Wednesday, December 15, 2010

Unsolicited Advice

I've been stewing over this matter for a few weeks now, but this piece of information has moved me to say something.

It turns out the Diocese of St. Asaph in the Church of Wales (yr Eglwys yng Nghymru) is looking for a Communications Officer. That can only be a good thing, because the Bishop of St. Asaph desperately needs some competent public relations support.

You will recall that, around the time of the launch of the No Anglican Covenant Coalition, the Bishop of St. Asaph, Gregory Cameron embarrassed himself, describing critics, opponents and sceptics of the proposed Anglican Covenant as: "Little Englanders" and "the nearest to an ecclesiastical BNP."

Let us be clear. Bishop Cameron was saying that critics of the proposed Anglican Covenant - a document which he had no small part in drafting as Secretary of the Covenant Design Group - are fascists. The BNP or British National Party is the largest fascist political party in the United Kingdom.

Now, Bishop Cameron has since said that he didn't really mean it. Or at least, not part of it. Or perhaps he did. Except for maybe possibly he might not have meant all of it. Unless he did.

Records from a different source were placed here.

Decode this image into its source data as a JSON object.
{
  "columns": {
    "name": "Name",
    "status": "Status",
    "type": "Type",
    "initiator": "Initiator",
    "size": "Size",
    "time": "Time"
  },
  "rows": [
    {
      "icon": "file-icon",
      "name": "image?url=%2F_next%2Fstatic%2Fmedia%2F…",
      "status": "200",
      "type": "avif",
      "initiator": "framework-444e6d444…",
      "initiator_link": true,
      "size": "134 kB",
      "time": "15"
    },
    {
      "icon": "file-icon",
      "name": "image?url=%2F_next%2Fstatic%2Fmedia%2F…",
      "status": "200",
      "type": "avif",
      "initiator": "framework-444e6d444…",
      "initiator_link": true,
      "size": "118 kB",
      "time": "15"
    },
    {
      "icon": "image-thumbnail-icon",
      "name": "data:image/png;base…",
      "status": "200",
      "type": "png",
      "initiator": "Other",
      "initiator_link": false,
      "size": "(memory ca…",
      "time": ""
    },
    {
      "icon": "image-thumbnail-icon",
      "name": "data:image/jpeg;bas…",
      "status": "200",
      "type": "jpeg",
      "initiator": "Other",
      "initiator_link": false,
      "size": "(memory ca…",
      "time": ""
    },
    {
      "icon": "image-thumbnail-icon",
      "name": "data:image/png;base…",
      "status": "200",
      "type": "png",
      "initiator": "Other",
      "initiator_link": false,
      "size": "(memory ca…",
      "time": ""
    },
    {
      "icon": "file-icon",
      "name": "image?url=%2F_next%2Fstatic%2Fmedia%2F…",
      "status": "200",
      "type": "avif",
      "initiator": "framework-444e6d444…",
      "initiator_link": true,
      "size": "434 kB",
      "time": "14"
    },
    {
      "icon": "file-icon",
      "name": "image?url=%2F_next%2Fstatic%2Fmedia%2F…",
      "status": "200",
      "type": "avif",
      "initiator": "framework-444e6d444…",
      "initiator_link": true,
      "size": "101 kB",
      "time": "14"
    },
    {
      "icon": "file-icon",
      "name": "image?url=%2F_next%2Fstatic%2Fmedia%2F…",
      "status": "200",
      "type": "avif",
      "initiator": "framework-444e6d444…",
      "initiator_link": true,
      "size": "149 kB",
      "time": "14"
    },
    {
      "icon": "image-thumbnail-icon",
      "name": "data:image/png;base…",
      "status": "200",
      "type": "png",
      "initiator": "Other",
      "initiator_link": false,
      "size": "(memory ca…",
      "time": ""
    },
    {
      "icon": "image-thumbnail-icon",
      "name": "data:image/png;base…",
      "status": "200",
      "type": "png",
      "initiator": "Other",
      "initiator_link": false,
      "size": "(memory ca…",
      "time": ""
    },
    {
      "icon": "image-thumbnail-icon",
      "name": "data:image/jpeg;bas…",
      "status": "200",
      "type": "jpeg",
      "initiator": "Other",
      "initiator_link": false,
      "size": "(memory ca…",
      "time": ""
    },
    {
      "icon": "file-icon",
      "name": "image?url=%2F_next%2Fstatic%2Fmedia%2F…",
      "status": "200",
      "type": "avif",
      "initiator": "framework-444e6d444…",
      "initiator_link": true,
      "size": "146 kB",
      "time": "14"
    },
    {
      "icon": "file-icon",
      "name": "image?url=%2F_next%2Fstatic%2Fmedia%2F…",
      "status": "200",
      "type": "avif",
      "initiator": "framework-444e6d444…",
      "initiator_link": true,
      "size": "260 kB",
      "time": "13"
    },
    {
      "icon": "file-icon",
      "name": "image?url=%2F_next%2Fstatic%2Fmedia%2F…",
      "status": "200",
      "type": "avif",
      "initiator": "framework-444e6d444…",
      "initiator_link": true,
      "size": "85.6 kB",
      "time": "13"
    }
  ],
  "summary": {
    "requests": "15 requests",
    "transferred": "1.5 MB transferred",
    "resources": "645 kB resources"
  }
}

In an incoherent bleating quoted in The Church of Ireland Gazette, Bishop Cameron rambles as follows:
I have to accept that the comparison to the BNP has offended because some people have taken this as an accusation of racism. This was not my intention, and I have never wished to make such an accusation. The Church Times advert reminded me strongly of the rhetoric of the far right in British politics . . .

Now, I'd like you all to go re-read that quote. You'll notice that this isn't even the usual politician's non-apology apology:
I'm sorry you were offended.

Instead, this is:

I did mean to call them fascists. I just didn't mean to call them racists.

Here is my unsolicited advice to Bishop Cameron:

When you've said something bone-headedly stupid and mind-numbingly offensive, your clarification should include either the word sorry or the word apologize - or possibly both. Otherwise, don't bother saying anything at all, since you're only going to embarrass yourself further.

Perhaps that new Communications Officer might be able to teach Bishop Cameron how to behave in public.

In the meantime, here is a good Canadian sketch about non-apologies.


Lesley said...


Ooh good.. I need a job - do you think the Bishop will employ me? How about if I say I'm sorry he came over so badly about the Covenant?

Malcolm+ said...

Your apology is too apologetic. ;-)

Ann said...

Love it!! Those apologies remind me of abusers who are mostly sorry about being caught and not at all sorry for what they did.

Leonard said...

Lesley you are brilliant--if the good bishop were REALLY wise/secure--he´d snap you up for employment in a second--don´t hold your breath.

June Butler said...

Geaux, Malcolm!

Lesley said...

Thanks Len!

And thanks for the job ad you sent me Malcolm! :) Bit far to travel for the kids to see their dad..